White Sox’ Don Cooper set stage for upheaval that led to Robin Ventura
BY JOE COWLEY firstname.lastname@example.org October 6, 2011 10:16PM
White Sox pitching coach Don Cooper (right) played a big role in bringing the Ozzie Guillen era to an end. | Steve Nesius~AP
Updated: November 16, 2011 10:38AM
It was a little error in the press release that had to be fixed minutes before Ken Williams took center stage of the teleconference Thursday to proudly announce his new hire as manager.
The White Sox listed Robin Ventura as the 38th manager in franchise history until a call from the Elias Sports Bureau clarified that he was, in fact, their 39th.
The confusion was the result of two days with Don Cooper at the helm last week. Or, as I like to call it, the two days Fredo was allowed to run the family.
Ventura might be a great manager when it’s all said and done. He might, in fact, be the guy who can help lead this franchise back to a World Series. Covering him when he was a player, he was a leader, he was thoughtful when dealing with reporters and he was a straight shooter with everyone. Basically, a laid-back version of Paul Konerko. I like him. The decision was bold.

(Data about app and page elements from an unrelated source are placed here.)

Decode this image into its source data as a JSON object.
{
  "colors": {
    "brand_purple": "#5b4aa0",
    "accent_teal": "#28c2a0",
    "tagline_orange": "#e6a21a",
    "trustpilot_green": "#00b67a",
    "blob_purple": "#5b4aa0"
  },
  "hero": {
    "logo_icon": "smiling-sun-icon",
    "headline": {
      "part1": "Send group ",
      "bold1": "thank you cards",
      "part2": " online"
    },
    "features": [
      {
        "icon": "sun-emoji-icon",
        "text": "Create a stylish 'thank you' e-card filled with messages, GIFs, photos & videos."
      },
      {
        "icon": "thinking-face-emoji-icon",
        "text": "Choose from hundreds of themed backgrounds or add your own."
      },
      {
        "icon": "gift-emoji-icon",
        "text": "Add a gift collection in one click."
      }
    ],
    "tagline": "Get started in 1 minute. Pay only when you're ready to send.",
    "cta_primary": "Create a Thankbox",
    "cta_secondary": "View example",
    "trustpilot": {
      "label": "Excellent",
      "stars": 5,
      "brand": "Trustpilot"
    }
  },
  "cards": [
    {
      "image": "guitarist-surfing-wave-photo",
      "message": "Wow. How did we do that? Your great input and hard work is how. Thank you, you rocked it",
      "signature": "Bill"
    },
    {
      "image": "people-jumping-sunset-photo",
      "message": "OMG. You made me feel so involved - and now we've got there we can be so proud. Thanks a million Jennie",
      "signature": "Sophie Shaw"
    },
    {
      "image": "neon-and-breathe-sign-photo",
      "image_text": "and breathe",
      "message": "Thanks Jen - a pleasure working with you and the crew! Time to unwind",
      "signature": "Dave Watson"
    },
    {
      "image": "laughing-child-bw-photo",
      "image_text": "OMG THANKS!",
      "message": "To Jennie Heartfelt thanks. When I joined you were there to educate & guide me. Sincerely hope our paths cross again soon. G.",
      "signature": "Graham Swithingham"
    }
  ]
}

It’s not his fault that he also happened to be a pawn in a game of sleight of hand that started in June.
Look, most Sox fans don’t care how this went down or why it went down. Ventura is the new manager, and that’s all that matters to the average fan as he or she makes the decision to buy into the 2012 Sox product or avoid it.
But what are you spending your money on?
Is it people who have the best interests of the organization they work for in mind, or is it people who care about making sure their own paycheck clears and they stay on the job for as long as possible? Survival 101.
“Coop is obviously now the GM, assistant GM, manager and pitching coach the way he’s been acting the last few weeks,” a member of the organization said late last week.
A major-league coach outside the organization took it a step further Wednesday, saying the idea of all these rumored candidates floating out there “was complete BS. None of the candidates being mentioned even wanted a job where the pitching coach was going to have more years and maybe even more money than them.”
Another Sox source said there was a reason former manager Ozzie Guillen sent Cooper a text on the first of the two days he managed that read, “You finally got what you wanted.” It’s because by the time Guillen finally figured out who the Judas was, it was too late. The wheels were in motion.
I actually applaud Williams and Cooper for how methodical and calculated they were in the coup that toppled the Guillen regime.
Maybe if they spent more time on the product, Jake Peavy wouldn’t have been mishandled by Cooper since he arrived and Williams would actually make baseball decisions based on winning rather than trying to show up his former skipper.
According to a major-league source, Cooper sidestepped Guillen — and the rest of the coaching staff — in June, going directly to Williams to beg for an extension. Cooper was breaking protocol because Williams had publicly stated two years before that the coaches’ fates were in Guillen’s hands.
And why would Williams want to retain Cooper, who got an un-Sox-like four-year extension? The feeling among the coaches was that Cooper was all too eager to share with Williams what was being said about the GM and club on a daily basis.
Meanwhile, the source said Guillen went to chairman Jerry Reinsdorf in late July to fight for extensions for his staff one more time, only to be told that Cooper already was working on his with Williams.
“That’s when Ozzie checked out,” the source said.
By late August, Guillen was disgusted and wanted to send a message to the organization by complaining about his contract. After all, if Cooper was given an extension for a pitching staff that had quit the last month, why shouldn’t Guillen?
The rest played out just like Williams and Cooper wanted.
Out of respect for Reinsdorf, Guillen’s last public tweak at the two was small — almost hidden — coming in his declaration at his farewell Sox news conference that “I’m Chicago tough,” as he stood up from the table.
The running joke with most of the staff for years was that Williams often spoke about being “Chicago tough,” but “Kenny and Coop had the biggest rabbit ears and were as sensitive as anyone to criticism,” a source said.
So welcome aboard, Robin Ventura.
Different face, different voice, but the same damn people are running the asylum.